Looking for the best hosting platform for your git creations? You may have the instinct to run to GitHub, but let me just stop you and introduce you to the one you could refer to as "the one who got away" if you make that choice: GitLab. A web-based DevOps tool, GitLab is the lesser known of the two. However, GitLab has the potential to be a better choice for feature-based programmers, as it is an open source Git management system.
In this post, I will cover how to create your own GitLab instance using reclaim.cloud, a cloud service that allows users access to development environments, and only pay for what you use.
- Create an account on reclaim.cloud
- In order to gain access to DevOps, you will have to upgrade to a professional account (and preload some money for access too)
- Go to the applications tab on the homepage of reclaim.cloud. Click on DevOps Lab- GitLab server. To download and deploy, type in your account's email address. They will send a link to start the process.
The installation process takes a bit of time, so while that is working its magic, get yourself a snack. Reclaim.cloud will send another email once the installation process is completed and is ready to be deployed!
One configuration you should edit for your environment is to increase the cloudlet numbers to ensure that enough resources are available to run. To ensure that GitLab has enough CPU and RAM to run without failure, the number of cloudlets should be set at the maximum - 32.

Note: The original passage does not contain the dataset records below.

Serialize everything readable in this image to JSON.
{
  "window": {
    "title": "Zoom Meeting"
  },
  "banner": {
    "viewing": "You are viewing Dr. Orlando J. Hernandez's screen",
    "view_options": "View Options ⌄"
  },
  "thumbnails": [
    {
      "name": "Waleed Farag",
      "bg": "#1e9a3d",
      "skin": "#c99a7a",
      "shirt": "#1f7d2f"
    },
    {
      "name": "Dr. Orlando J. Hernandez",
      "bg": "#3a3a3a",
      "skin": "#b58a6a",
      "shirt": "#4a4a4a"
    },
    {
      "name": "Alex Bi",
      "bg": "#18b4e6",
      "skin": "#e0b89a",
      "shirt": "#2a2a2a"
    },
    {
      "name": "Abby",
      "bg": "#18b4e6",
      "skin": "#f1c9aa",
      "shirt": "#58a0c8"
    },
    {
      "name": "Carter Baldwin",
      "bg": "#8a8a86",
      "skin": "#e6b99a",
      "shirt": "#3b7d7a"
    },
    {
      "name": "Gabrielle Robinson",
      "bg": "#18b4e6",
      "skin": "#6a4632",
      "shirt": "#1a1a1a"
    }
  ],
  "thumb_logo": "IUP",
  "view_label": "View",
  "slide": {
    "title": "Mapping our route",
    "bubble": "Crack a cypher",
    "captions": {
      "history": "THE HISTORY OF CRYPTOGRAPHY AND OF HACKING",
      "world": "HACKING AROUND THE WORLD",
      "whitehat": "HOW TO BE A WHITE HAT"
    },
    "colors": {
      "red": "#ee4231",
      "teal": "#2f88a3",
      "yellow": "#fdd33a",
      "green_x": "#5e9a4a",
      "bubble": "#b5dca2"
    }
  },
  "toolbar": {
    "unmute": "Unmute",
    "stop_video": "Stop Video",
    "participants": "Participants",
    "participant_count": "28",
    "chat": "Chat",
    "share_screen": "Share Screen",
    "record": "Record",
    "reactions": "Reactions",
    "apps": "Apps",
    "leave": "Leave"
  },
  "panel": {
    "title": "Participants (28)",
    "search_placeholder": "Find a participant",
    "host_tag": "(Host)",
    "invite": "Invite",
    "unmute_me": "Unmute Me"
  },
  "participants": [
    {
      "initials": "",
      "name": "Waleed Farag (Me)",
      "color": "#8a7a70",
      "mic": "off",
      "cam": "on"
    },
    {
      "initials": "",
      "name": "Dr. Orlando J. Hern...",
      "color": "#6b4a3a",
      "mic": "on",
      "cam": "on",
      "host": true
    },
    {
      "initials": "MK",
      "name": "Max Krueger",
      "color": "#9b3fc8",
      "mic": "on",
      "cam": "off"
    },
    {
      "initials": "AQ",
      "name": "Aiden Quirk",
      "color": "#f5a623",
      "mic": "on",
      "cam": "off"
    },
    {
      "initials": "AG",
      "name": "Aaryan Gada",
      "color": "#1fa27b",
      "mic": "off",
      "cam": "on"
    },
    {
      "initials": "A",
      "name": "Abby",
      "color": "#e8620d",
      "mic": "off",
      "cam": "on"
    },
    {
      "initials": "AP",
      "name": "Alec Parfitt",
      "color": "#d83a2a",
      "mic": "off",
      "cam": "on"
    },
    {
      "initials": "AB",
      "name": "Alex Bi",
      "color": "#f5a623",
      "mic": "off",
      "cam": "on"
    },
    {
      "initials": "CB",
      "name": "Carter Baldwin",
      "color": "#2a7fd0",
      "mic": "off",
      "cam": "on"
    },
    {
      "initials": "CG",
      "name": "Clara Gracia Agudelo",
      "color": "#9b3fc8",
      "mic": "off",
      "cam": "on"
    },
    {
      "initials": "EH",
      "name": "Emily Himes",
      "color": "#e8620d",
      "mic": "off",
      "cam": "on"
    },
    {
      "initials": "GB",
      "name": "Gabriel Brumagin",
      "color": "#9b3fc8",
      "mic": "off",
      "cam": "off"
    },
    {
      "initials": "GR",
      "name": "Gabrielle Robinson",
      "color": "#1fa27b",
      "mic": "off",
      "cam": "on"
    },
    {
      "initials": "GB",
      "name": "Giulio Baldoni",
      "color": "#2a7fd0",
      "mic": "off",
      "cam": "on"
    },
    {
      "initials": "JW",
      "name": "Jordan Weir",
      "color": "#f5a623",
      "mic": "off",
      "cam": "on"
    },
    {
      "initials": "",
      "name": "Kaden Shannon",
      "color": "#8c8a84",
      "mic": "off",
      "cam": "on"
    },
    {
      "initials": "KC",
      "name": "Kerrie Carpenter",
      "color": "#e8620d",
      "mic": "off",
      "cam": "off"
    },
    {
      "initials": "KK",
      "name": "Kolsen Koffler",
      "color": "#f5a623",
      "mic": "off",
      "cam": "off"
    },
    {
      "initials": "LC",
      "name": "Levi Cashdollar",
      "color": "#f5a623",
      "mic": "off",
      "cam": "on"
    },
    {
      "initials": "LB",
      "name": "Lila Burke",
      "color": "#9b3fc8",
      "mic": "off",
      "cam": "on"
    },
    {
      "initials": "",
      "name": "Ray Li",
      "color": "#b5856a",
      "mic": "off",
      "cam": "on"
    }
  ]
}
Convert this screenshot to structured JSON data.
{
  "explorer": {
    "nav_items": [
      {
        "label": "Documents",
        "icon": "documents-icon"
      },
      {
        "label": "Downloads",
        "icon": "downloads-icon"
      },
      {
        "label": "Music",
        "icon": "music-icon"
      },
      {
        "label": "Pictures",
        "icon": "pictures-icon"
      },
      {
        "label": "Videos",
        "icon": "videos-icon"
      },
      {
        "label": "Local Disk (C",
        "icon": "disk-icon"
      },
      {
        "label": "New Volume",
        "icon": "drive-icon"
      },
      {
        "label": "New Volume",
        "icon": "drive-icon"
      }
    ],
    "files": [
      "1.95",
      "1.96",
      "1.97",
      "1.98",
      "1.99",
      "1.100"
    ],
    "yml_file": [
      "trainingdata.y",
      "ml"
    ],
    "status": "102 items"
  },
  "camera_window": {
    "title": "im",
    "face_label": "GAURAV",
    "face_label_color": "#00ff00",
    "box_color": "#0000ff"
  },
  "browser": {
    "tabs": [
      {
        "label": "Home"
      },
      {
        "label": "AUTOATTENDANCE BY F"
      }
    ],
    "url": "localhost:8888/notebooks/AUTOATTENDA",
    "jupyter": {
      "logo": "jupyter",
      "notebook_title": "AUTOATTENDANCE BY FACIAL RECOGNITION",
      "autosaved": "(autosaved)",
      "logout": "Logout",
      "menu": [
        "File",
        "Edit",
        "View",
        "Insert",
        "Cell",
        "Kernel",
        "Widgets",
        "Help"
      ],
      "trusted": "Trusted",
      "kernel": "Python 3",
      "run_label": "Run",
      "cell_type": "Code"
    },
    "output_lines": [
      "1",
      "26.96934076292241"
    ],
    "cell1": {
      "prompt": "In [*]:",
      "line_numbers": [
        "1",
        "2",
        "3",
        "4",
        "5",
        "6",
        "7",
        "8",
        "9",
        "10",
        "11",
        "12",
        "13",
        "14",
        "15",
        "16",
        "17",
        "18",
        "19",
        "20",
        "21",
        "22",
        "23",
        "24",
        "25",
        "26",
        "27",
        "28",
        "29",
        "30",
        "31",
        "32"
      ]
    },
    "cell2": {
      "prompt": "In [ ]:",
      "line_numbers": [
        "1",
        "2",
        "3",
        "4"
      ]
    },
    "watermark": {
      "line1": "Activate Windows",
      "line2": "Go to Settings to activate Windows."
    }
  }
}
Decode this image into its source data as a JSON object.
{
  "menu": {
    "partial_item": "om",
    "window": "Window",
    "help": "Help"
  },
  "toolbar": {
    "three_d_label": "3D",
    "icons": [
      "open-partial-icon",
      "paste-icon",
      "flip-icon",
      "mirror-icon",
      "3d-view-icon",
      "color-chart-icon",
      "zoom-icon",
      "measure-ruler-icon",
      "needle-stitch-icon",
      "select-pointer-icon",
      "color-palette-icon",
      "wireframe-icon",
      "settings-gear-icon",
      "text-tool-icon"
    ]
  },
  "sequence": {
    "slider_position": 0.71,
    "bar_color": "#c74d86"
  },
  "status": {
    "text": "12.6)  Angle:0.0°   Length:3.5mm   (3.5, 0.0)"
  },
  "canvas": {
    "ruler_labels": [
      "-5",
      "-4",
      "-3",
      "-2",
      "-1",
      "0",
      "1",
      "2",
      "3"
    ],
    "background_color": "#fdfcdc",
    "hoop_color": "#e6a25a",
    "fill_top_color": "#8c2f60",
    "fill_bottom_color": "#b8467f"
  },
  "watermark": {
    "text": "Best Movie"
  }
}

In order to launch, all that is needed is to enter your personal domain name into a search engine, or press the "Open in Browser" button. It will give you a standard user and password that can be easily changed to your preferred credentials on the dashboard.
Once you sign in with your credentials, GitLab should be up and ready for your use!
- GitLab offers a setting that where you can set people's access permission according to their role on the team. It also offers a issue tracker without given total access to the code.
- When an admin in a GitLab environment, you are able to have complete control over the features and characteristics of the project repo. The amount of customization is unlike anything found in GitHub, especially when regarding analytics, issues, packages and tracking.
Continuous Integration aka CI
- To me this is one of the biggest perks of using GitLab. CI is CRUCIAL when it comes to development - it is a savior when regarding pull requests and their possibility to break the code. GitLab is unique as it comes with its own, FREE CI. When comparing to competitors like GitHub that require the purchase of an outside CI, this is a huge selling point for developers to use GitLab.
Personally, I have not had any experience using GitLab during my education experience. In past classes, we have utilized GitHub for team programming projects, and while I do not dislike it, it is not always the easiest platform to use for large projects. What I really liked about GitLab as I learned about it was the customization and CI that it offered - it seems to be more tailored to corporate-level functions where DevOps and developers can better function with the aspects offered by their environment. I would say that for small or personal projects to take advantage of GitHub, and use GitLab for large-scale and professional uses.